South Korea’s leading network operator SK Telecom launched a specialized network for the Internet of Things technology across the country on Monday, marking the world’s first commercial IoT network ever to be deployed nationwide, the company said.
SKT’s newly-launched LoRaWAN network, which stands for “long-range wide-area network,” is optimized to transmit small amounts of data at very low speeds of below 5Kbps, making it a fitting network for transferring data from a given object using limited energy.
The Korean network operator plans to offer LoRaWAN in conjunction with its LTE-M network launched back in March, which utilizes existing Long Term Evolution wireless broadband technology to service IoT-based devices.
|Lee Hyung-hee, president of SK Telecom’s mobile network business, speaks during a ceremony Monday in Seoul to mark the launch of SKT’s nationwide “Internet of Things” network. It is the world’s first commercial IoT network to be deployed nationwide, the company said. (Yonhap)|

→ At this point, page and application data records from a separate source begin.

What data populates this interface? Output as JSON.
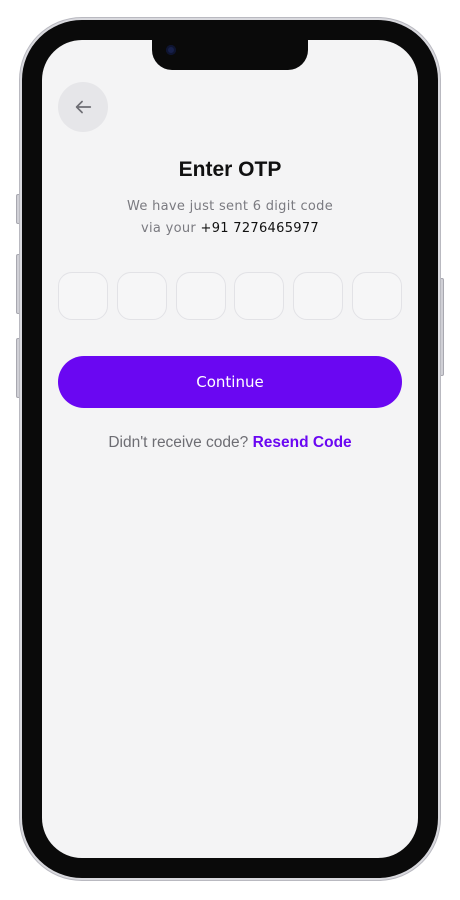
{
  "header": {
    "back_icon": "arrow-left-icon"
  },
  "otp": {
    "title": "Enter OTP",
    "subtitle_line1": "We have just sent 6 digit code",
    "subtitle_line2_prefix": "via your",
    "phone_number": "+91 7276465977",
    "digits": [
      "",
      "",
      "",
      "",
      "",
      ""
    ]
  },
  "actions": {
    "continue_label": "Continue",
    "resend_prompt": "Didn't receive code?",
    "resend_label": "Resend Code"
  },
  "colors": {
    "accent": "#6a07f2",
    "background": "#f4f4f5",
    "muted_text": "#7a7a80"
  }
}
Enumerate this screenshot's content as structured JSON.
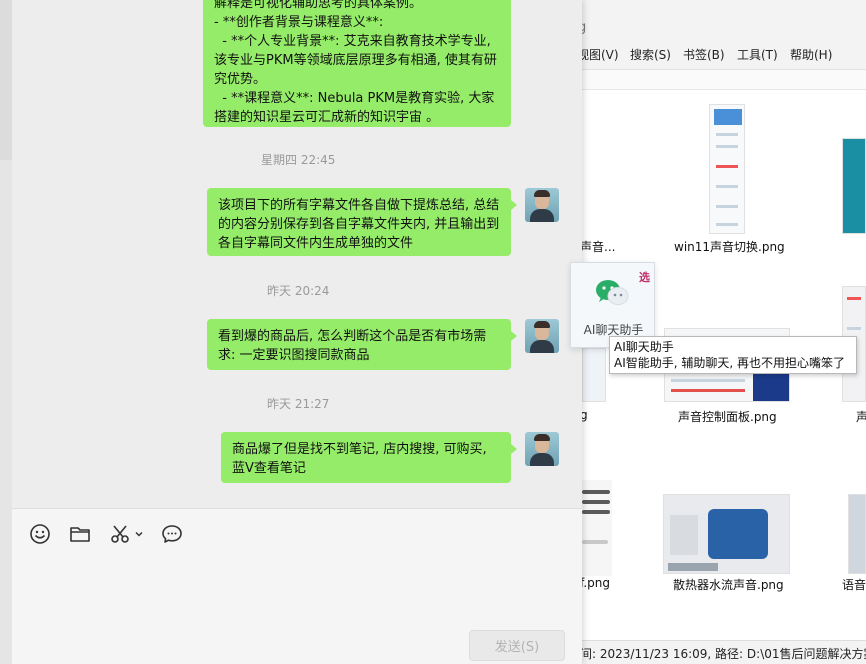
{
  "explorer": {
    "title_fragment": "g",
    "menus": [
      "视图(V)",
      "搜索(S)",
      "书签(B)",
      "工具(T)",
      "帮助(H)"
    ],
    "menu_first_fragment": "视图(V)",
    "files": {
      "left_col_top": "声音...",
      "win11": "win11声音切换.png",
      "left_col_mid": "g",
      "sound_panel": "声音控制面板.png",
      "right_col_mid": "声",
      "left_col_bottom": "f.png",
      "cooler": "散热器水流声音.png",
      "right_col_bottom": "语音"
    },
    "status": "间: 2023/11/23 16:09, 路径: D:\\01售后问题解决方案"
  },
  "chat": {
    "messages": [
      {
        "text": "解释是可视化辅助思考的具体案例。\n- **创作者背景与课程意义**:\n  - **个人专业背景**: 艾克来自教育技术学专业, 该专业与PKM等领域底层原理多有相通, 使其有研究优势。\n  - **课程意义**: Nebula PKM是教育实验, 大家搭建的知识星云可汇成新的知识宇宙 。"
      },
      {
        "time": "星期四 22:45",
        "text": "该项目下的所有字幕文件各自做下提炼总结, 总结的内容分别保存到各自字幕文件夹内, 并且输出到各自字幕同文件内生成单独的文件"
      },
      {
        "time": "昨天 20:24",
        "text": "看到爆的商品后, 怎么判断这个品是否有市场需求: 一定要识图搜同款商品"
      },
      {
        "time": "昨天 21:27",
        "text": "商品爆了但是找不到笔记, 店内搜搜, 可购买, 蓝V查看笔记"
      }
    ],
    "toolbar": {
      "emoji": "smiley-icon",
      "file": "folder-icon",
      "screenshot": "scissors-icon",
      "chat_history": "chat-bubble-icon"
    },
    "send_label": "发送(S)"
  },
  "popup": {
    "app_name": "AI聊天助手",
    "badge": "选",
    "tooltip_title": "AI聊天助手",
    "tooltip_desc": "AI智能助手, 辅助聊天, 再也不用担心嘴笨了"
  },
  "colors": {
    "bubble": "#95ec69",
    "chat_bg": "#ededed",
    "wechat_green": "#2aae67"
  }
}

While LTE-M is able to transmit complex data with more speed and in larger quantities, LoRaWAN is significantly cheaper to use and more energy-efficient, according to SKT.
Together, the two networks are able to cover around 90 percent of Korean territory and reach about 99 percent of the local population, opening the doors to a host of new technologies including off-site monitoring of street lights and manholes as well as wearables to track down lost pets and cell phones, among others, the firm said.
“Our nationwide IoT network system will open up a new ecosystem for new businesses, services and infrastructure to thrive in,” said Lee Hyung-hee, president of SK Telecom’s mobile network business during a ceremony held Monday in Seoul to mark SKT’s latest feat.
The expanded IoT network will also move forward scores of new technologies, including those utilizing big data, artificial intelligence and cloud computing, Lee said.
LoRaWAN’s biggest benefit is its affordability. Its monthly price plans range from 350 won ($.3) to 2,000 won, depending on the data usage around one-tenth of SKT’s LTE-M network service charge.
“We introduced the highly affordable pricing plan to help spur the growth IoT market, which has been slow to expand due to the high network usage costs,” Cha In-hyok, executive vice president of SKT’s IoT Solution Business Office told reporters.
By charging low network usage fees, SKT is offering scores of new services that could not be launched in the past as the infrastructural costs outweighed the potential profit margins, a chance at commercialization, Cha said.
As more IoT services and technologies emerge in the near future, SKT said it expected some 4 million devices to be connected to its IoT network system by 2017.
The Korean telecom firm is also working with some 150 partners to build new IoT-based technologies or support emerging services, with aims to commercialize 20 new services by the end of this year, according to Cha.
SKT is scheduled to launch its “Safe Watch” service for monitoring minors such as children and the elderly using wearable devices this month, with plans to introduce a village-wide environment monitoring service in August, a manhole monitoring service in September and a real-time parking management system by October, among others.
“The key is to build a sustainable ecosystem for IoT-based services. And we believe that such services will be developed by our partners,” he said.
SKT expects its IoT network to generate significant sales in the years to come, given the immense growth potential of the IoT market.
Market research firm Gartner forecasts that the world’s IoT market will create $1.2 trillion of added value and that 26.8 billion IoT devices will be up and running by 2020.
By Sohn Ji-young (firstname.lastname@example.org)